Recently I saw "The Passion of the Christ". Considerable controversy has swelled up about this movie, and I decided to go see it, expecting some violence and perhaps a few moments where tears welled up in my eyes. What I got was the most beautifully filmed, passionate movie I had seen in some time.

To say that "Passion" is simply "beautifully filmed" is an understatement. As Jesus hangs from the cross, a shot of Mary, his mother, weeping and clutching his disciple John, is amazing. The angles from which Jesus' face is shot in the Garden of Gethsemane, his terrified face lifted up to the moon, the image of Judas swinging from a tree as he hangs himself, and even the eerie, androgynous face of the black-cloaked Satan, all hold a certain degree of beauty that makes the viewer want to continue watching, to see the blood covered Jesus because he shines so in the sun.

It is a violent movie, and it is not something you "enjoy" or "love watching" and for most it probably is not an experience one would like to go through again. It is a collection of moving, bloody images that evoke too many emotions for one to sort through in the two hours and ten minutes of this film. Whether or not one believes that Jesus was the Christ, or anything more than a political insurgent or upstart, simply knowing that crucifixion existed, and that the procedure really was this torturous and vile, makes one wonder about the violence in the nature of man; how could we come up with this? What makes rational human beings suddenly become a mob, angry, screaming, and hate filled, that enjoys the pain of another human?

The strength of the women who were part of Jesus' life is touching and amazing. All of Jesus' disciples, aside from John, leave him, except for Mary Magdalene and his own Mother Mary. Those three are the only people who stay with him throughout his crucifixion, and I cannot sufficiently describe how heartbreakingly loving Mary, his mother, is. Also, while Jesus falls for what feels like the hundredth time as he is on his way to Golgotha, the only one of his followers brave enough to step forward and clean his face is Veronica, a woman who is roughly, after a few moments with Jesus, shoved away back into the crowd. The strength of all three of those characters is part of what makes the movie as wonderful as it is.

I came to the movie also expecting a certain degree of inaccuracy on the part of Mel Gibson, perhaps because the media constantly said there were mysterious "anti Semitic" undertones throughout. I found certain creative licenses were taken, such as the conversations between Pilate and his wife, and the horrid punishment the thief on Jesus' left goes through at the hands of nature, but none of these were anti Semitic or blaming the Jewish people in the least. Jews do make up most of the angry mob, but Jesus himself and his mother and all of his followers were Jewish. Also, plenty of members of the mob are disgusted at its enjoyment of the spectacle. Simon, Jewish and not even a follower of Jesus, at first reluctant, helps Jesus carry the cross willingly by the end of his march to Golgotha. The only "evil" Jewish people in the movie are Caiphas, the high priest, and the rest of the Sanhedrin. But the movie doesn't even condemn them, as numerous priests voice disapproval of the "trial" of Jesus and leave, unable to be part of such an injustice. The only characters that come across as vicious and hate filled are the Roman soldiers, as they laugh while beating Jesus, another painful scene that I certainly had to look away from.

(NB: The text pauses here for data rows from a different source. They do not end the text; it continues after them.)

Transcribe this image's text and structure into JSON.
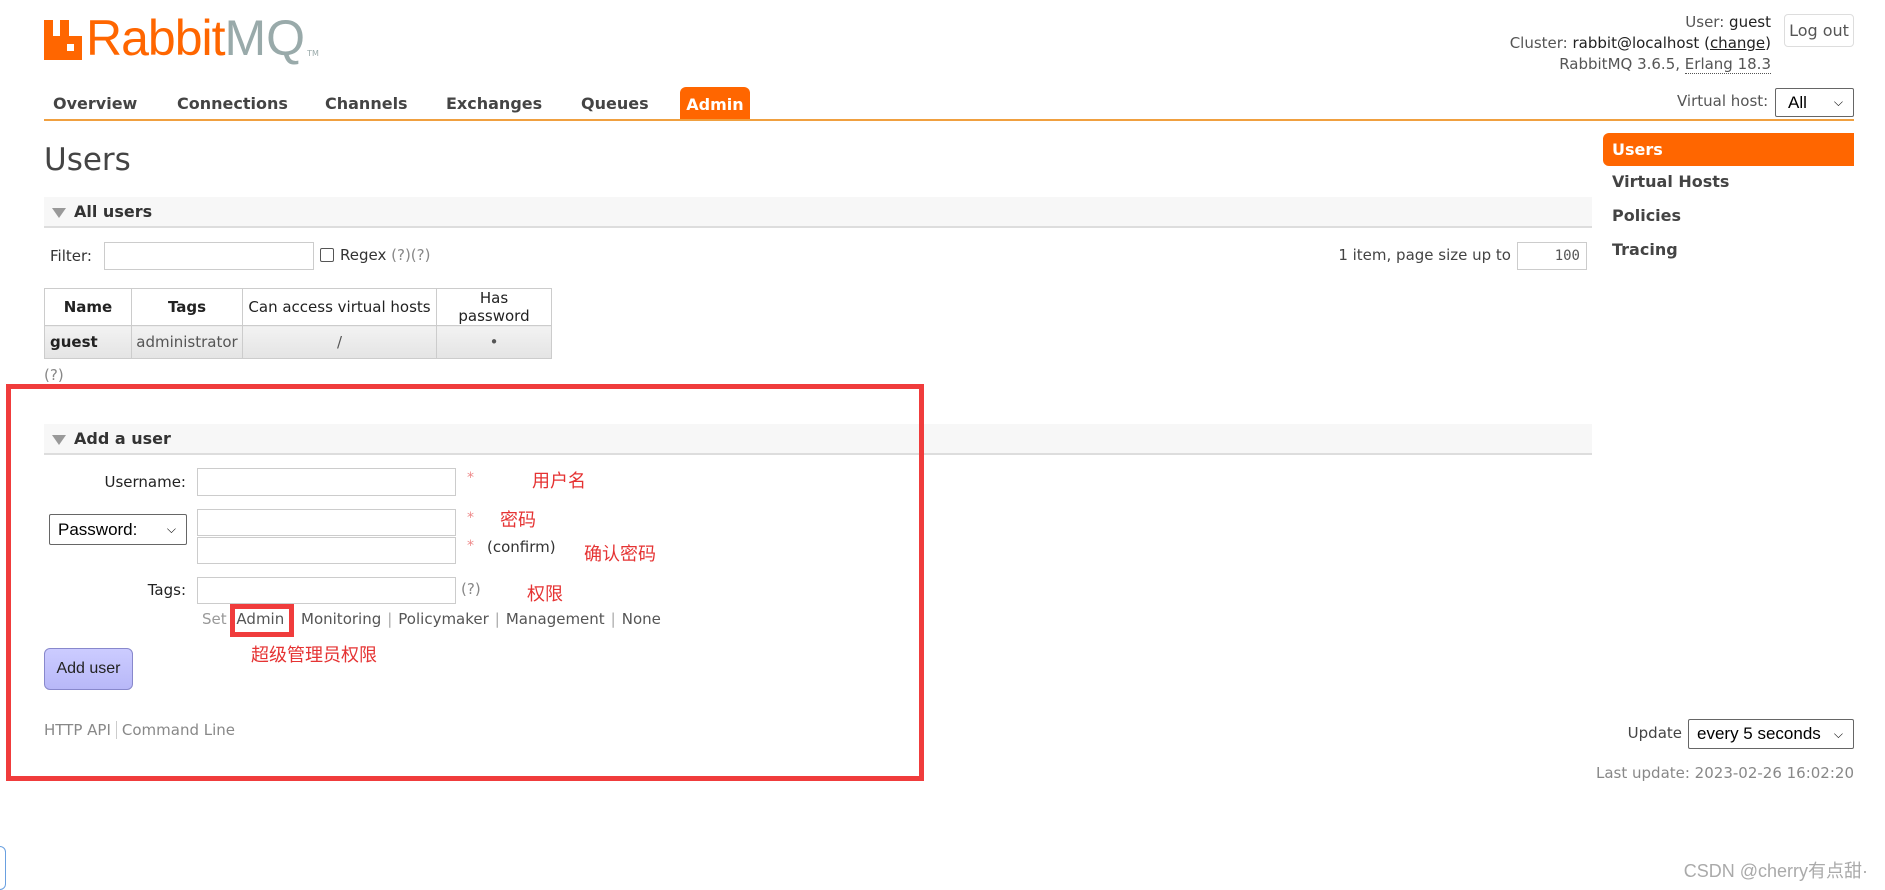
{
  "logo": {
    "part1": "Rabbit",
    "part2": "MQ",
    "tm": "TM"
  },
  "nav": {
    "tabs": [
      "Overview",
      "Connections",
      "Channels",
      "Exchanges",
      "Queues",
      "Admin"
    ],
    "active": "Admin"
  },
  "header": {
    "user_label": "User:",
    "user": "guest",
    "cluster_label": "Cluster:",
    "cluster": "rabbit@localhost",
    "change_link": "change",
    "version": "RabbitMQ 3.6.5,",
    "erlang": "Erlang 18.3",
    "logout": "Log out",
    "vhost_label": "Virtual host:",
    "vhost_value": "All"
  },
  "page_title": "Users",
  "sidebar": {
    "items": [
      "Users",
      "Virtual Hosts",
      "Policies",
      "Tracing"
    ],
    "active": "Users"
  },
  "all_users": {
    "heading": "All users",
    "filter_label": "Filter:",
    "filter_value": "",
    "regex_label": "Regex",
    "regex_help": "(?)(?)",
    "pagination_text": "1 item, page size up to",
    "page_size": "100",
    "columns": [
      "Name",
      "Tags",
      "Can access virtual hosts",
      "Has password"
    ],
    "rows": [
      {
        "name": "guest",
        "tags": "administrator",
        "vhosts": "/",
        "has_password": "•"
      }
    ],
    "help": "(?)"
  },
  "add_user": {
    "heading": "Add a user",
    "username_label": "Username:",
    "username_value": "",
    "password_select": "Password:",
    "password_value": "",
    "confirm_value": "",
    "confirm_label": "(confirm)",
    "required_mark": "*",
    "tags_label": "Tags:",
    "tags_value": "",
    "tags_help": "(?)",
    "set_label": "Set",
    "tag_options": [
      "Admin",
      "Monitoring",
      "Policymaker",
      "Management",
      "None"
    ],
    "submit": "Add user"
  },
  "annotations": {
    "username": "用户名",
    "password": "密码",
    "confirm": "确认密码",
    "tags": "权限",
    "admin": "超级管理员权限"
  },
  "footer": {
    "links": [
      "HTTP API",
      "Command Line"
    ],
    "update_label": "Update",
    "update_value": "every 5 seconds",
    "last_update": "Last update: 2023-02-26 16:02:20"
  },
  "watermark": "CSDN @cherry有点甜·",
  "colors": {
    "brand": "#ff6600",
    "annotation_red": "#f03c3c",
    "button": "#ccccff"
  }
}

The portrayal of Pontius Pilate may or may not be inaccurate, as he seems to be a kind, weak man in the movie, when in history we are told that he was a ruthless killer, so much so that the Caesar chastised him. But history also tell us that perhaps that was why he so reluctant to kill Jesus; if he had another killing, he could well have been punished by Caesar.

The movie has also been labeled "too bloody" and created "more of out hate then love". Where are those so concerned critics when movies like "Pulp Fiction" came out? That is hailed as one of the greater movies of our time, yet it is far more violent than "Passion". What about "The Silence of the Lambs"? The violence in that is much more disturbing and frightening than in this movie, yet no one claims its "created out of hate". Those same concerned critics also worry that "Passion" will stir up feelings of hatred for Jews. Jesus constantly says that he dies out of his own will, admonishes his disciples to "love their enemies" and asks his father to forgive the Romans nailing him to the cross. If that is not a message of love, I don't know what is, and never once is it implied that Jesus' crucifixion is the fault of all Jewish people, throughout time. It is stated that he died because he wanted to, not because anyone forced him to. Anyone claiming either of the two points above simply does not want this story told, because it will make anyone who watches it feel uncomfortable, and uncomfortable in such a different way than a movie like "Pulp Fiction" ever could.

While certainly the movie has some downfalls, such as the slightly out of proportion amount happiness the Romans have in torturing Jesus, and the perhaps melodramatic "tear drop from God" that falls to the ground after Jesus' death, none of them have to do with anti Semitism and certainly won't inspire anti Semitic feelings. As the existence of a man named Jesus who died by crucifixion is relatively accepted as fact, it is archaic to try to hide the brutality humans are capable of. Crucifixions were bloody, cruel, and vile affairs, and to try to pretend that they were not so violent or to hide the bloodshed that happened is unrealistic and silly.